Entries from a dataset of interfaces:
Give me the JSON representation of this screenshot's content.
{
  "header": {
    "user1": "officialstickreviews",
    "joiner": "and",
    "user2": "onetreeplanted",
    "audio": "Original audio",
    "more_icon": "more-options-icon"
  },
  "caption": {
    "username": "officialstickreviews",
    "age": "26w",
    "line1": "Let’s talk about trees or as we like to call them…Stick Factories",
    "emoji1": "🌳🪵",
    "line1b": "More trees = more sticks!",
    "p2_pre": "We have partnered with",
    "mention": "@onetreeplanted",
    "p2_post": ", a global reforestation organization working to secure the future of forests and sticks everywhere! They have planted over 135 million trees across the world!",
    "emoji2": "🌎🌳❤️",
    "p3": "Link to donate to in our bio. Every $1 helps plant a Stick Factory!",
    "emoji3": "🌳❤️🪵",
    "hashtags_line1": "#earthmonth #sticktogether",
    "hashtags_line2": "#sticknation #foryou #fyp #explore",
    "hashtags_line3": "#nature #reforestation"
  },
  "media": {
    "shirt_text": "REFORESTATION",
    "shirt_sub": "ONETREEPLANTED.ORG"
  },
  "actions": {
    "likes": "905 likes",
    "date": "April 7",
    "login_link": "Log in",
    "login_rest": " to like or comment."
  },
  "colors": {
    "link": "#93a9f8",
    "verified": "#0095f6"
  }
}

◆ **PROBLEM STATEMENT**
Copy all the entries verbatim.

◆ **ANSWER SPACE**
Give me the JSON representation of this screenshot's content.
{
  "header": {
    "user1": "officialstickreviews",
    "joiner": "and",
    "user2": "onetreeplanted",
    "audio": "Original audio",
    "more_icon": "more-options-icon"
  },
  "caption": {
    "username": "officialstickreviews",
    "age": "26w",
    "line1": "Let’s talk about trees or as we like to call them…Stick Factories",
    "emoji1": "🌳🪵",
    "line1b": "More trees = more sticks!",
    "p2_pre": "We have partnered with",
    "mention": "@onetreeplanted",
    "p2_post": ", a global reforestation organization working to secure the future of forests and sticks everywhere! They have planted over 135 million trees across the world!",
    "emoji2": "🌎🌳❤️",
    "p3": "Link to donate to in our bio. Every $1 helps plant a Stick Factory!",
    "emoji3": "🌳❤️🪵",
    "hashtags_line1": "#earthmonth #sticktogether",
    "hashtags_line2": "#sticknation #foryou #fyp #explore",
    "hashtags_line3": "#nature #reforestation"
  },
  "media": {
    "shirt_text": "REFORESTATION",
    "shirt_sub": "ONETREEPLANTED.ORG"
  },
  "actions": {
    "likes": "905 likes",
    "date": "April 7",
    "login_link": "Log in",
    "login_rest": " to like or comment."
  },
  "colors": {
    "link": "#93a9f8",
    "verified": "#0095f6"
  }
}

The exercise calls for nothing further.